Set the records down again in full, exactly as they are, apart from the images.

━━━━━ Data for review ━━━━━

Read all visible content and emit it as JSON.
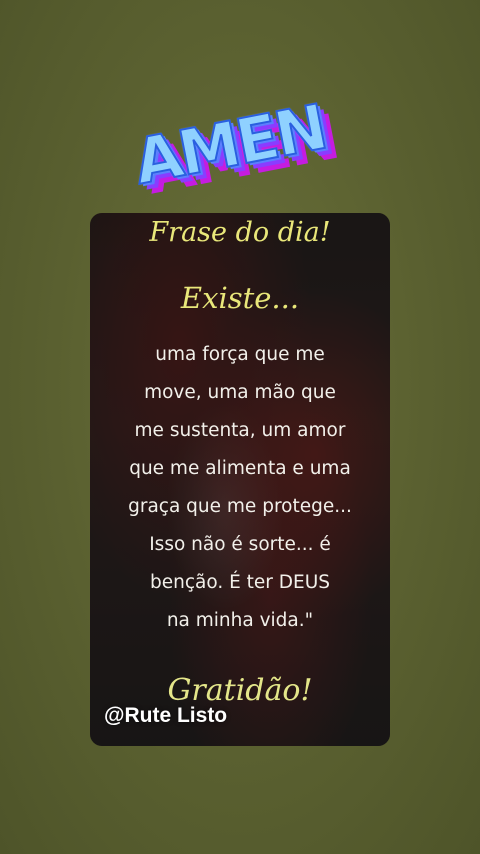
{
  "sticker": {
    "text": "AMEN",
    "colors": {
      "face": "#8fd1ff",
      "outline": "#2a5fe0",
      "extrude_1": "#5a7cff",
      "extrude_2": "#8a3cff",
      "extrude_3": "#c51ce0"
    }
  },
  "card": {
    "title": "Frase do dia!",
    "heading": "Existe...",
    "lines": [
      "uma força que me",
      "move, uma mão que",
      "me sustenta, um amor",
      "que me alimenta e uma",
      "graça que me protege...",
      "Isso não é sorte...  é",
      "benção. É ter DEUS",
      "na minha vida.\""
    ],
    "closing": "Gratidão!",
    "colors": {
      "heading": "#e9e77a",
      "body": "#f2f0ea"
    }
  },
  "watermark": {
    "handle": "@Rute Listo"
  },
  "background": {
    "color": "#5a6030"
  }
}
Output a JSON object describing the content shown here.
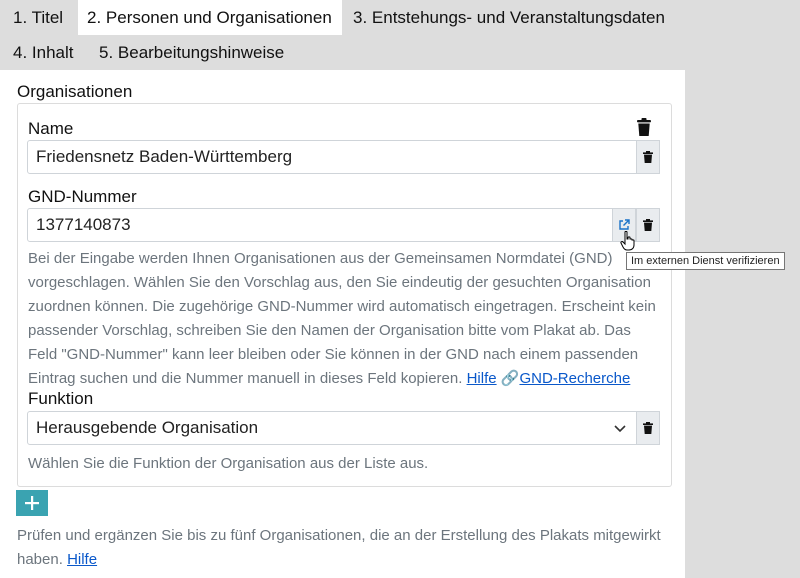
{
  "tabs": [
    {
      "label": "1. Titel"
    },
    {
      "label": "2. Personen und Organisationen",
      "active": true
    },
    {
      "label": "3. Entstehungs- und Veranstaltungsdaten"
    },
    {
      "label": "4. Inhalt"
    },
    {
      "label": "5. Bearbeitungshinweise"
    }
  ],
  "section": {
    "title": "Organisationen"
  },
  "org": {
    "name_label": "Name",
    "name_value": "Friedensnetz Baden-Württemberg",
    "gnd_label": "GND-Nummer",
    "gnd_value": "1377140873",
    "gnd_help": "Bei der Eingabe werden Ihnen Organisationen aus der Gemeinsamen Normdatei (GND) vorgeschlagen. Wählen Sie den Vorschlag aus, den Sie eindeutig der gesuchten Organisation zuordnen können. Die zugehörige GND-Nummer wird automatisch eingetragen. Erscheint kein passender Vorschlag, schreiben Sie den Namen der Organisation bitte vom Plakat ab. Das Feld \"GND-Nummer\" kann leer bleiben oder Sie können in der GND nach einem passenden Eintrag suchen und die Nummer manuell in dieses Feld kopieren.",
    "help_link": "Hilfe",
    "gnd_research_link": "GND-Recherche",
    "function_label": "Funktion",
    "function_value": "Herausgebende Organisation",
    "function_help": "Wählen Sie die Funktion der Organisation aus der Liste aus."
  },
  "tooltip": "Im externen Dienst verifizieren",
  "footer": {
    "help_text": "Prüfen und ergänzen Sie bis zu fünf Organisationen, die an der Erstellung des Plakats mitgewirkt haben.",
    "help_link": "Hilfe"
  },
  "colors": {
    "tab_bar": "#dddddd",
    "add_button": "#3aa3b1",
    "link": "#0a58ca"
  },
  "icons": [
    "trash-icon",
    "external-link-icon",
    "chevron-down-icon",
    "link-icon",
    "plus-icon",
    "pointer-cursor-icon"
  ]
}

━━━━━

§ **Response to the exercise**
Read all visible content and emit it as JSON.
{
  "sticker": {
    "text": "AMEN",
    "colors": {
      "face": "#8fd1ff",
      "outline": "#2a5fe0",
      "extrude_1": "#5a7cff",
      "extrude_2": "#8a3cff",
      "extrude_3": "#c51ce0"
    }
  },
  "card": {
    "title": "Frase do dia!",
    "heading": "Existe...",
    "lines": [
      "uma força que me",
      "move, uma mão que",
      "me sustenta, um amor",
      "que me alimenta e uma",
      "graça que me protege...",
      "Isso não é sorte...  é",
      "benção. É ter DEUS",
      "na minha vida.\""
    ],
    "closing": "Gratidão!",
    "colors": {
      "heading": "#e9e77a",
      "body": "#f2f0ea"
    }
  },
  "watermark": {
    "handle": "@Rute Listo"
  },
  "background": {
    "color": "#5a6030"
  }
}
Output a JSON object describing the content shown here.
{
  "tabs": [
    {
      "label": "1. Titel"
    },
    {
      "label": "2. Personen und Organisationen",
      "active": true
    },
    {
      "label": "3. Entstehungs- und Veranstaltungsdaten"
    },
    {
      "label": "4. Inhalt"
    },
    {
      "label": "5. Bearbeitungshinweise"
    }
  ],
  "section": {
    "title": "Organisationen"
  },
  "org": {
    "name_label": "Name",
    "name_value": "Friedensnetz Baden-Württemberg",
    "gnd_label": "GND-Nummer",
    "gnd_value": "1377140873",
    "gnd_help": "Bei der Eingabe werden Ihnen Organisationen aus der Gemeinsamen Normdatei (GND) vorgeschlagen. Wählen Sie den Vorschlag aus, den Sie eindeutig der gesuchten Organisation zuordnen können. Die zugehörige GND-Nummer wird automatisch eingetragen. Erscheint kein passender Vorschlag, schreiben Sie den Namen der Organisation bitte vom Plakat ab. Das Feld \"GND-Nummer\" kann leer bleiben oder Sie können in der GND nach einem passenden Eintrag suchen und die Nummer manuell in dieses Feld kopieren.",
    "help_link": "Hilfe",
    "gnd_research_link": "GND-Recherche",
    "function_label": "Funktion",
    "function_value": "Herausgebende Organisation",
    "function_help": "Wählen Sie die Funktion der Organisation aus der Liste aus."
  },
  "tooltip": "Im externen Dienst verifizieren",
  "footer": {
    "help_text": "Prüfen und ergänzen Sie bis zu fünf Organisationen, die an der Erstellung des Plakats mitgewirkt haben.",
    "help_link": "Hilfe"
  },
  "colors": {
    "tab_bar": "#dddddd",
    "add_button": "#3aa3b1",
    "link": "#0a58ca"
  },
  "icons": [
    "trash-icon",
    "external-link-icon",
    "chevron-down-icon",
    "link-icon",
    "plus-icon",
    "pointer-cursor-icon"
  ]
}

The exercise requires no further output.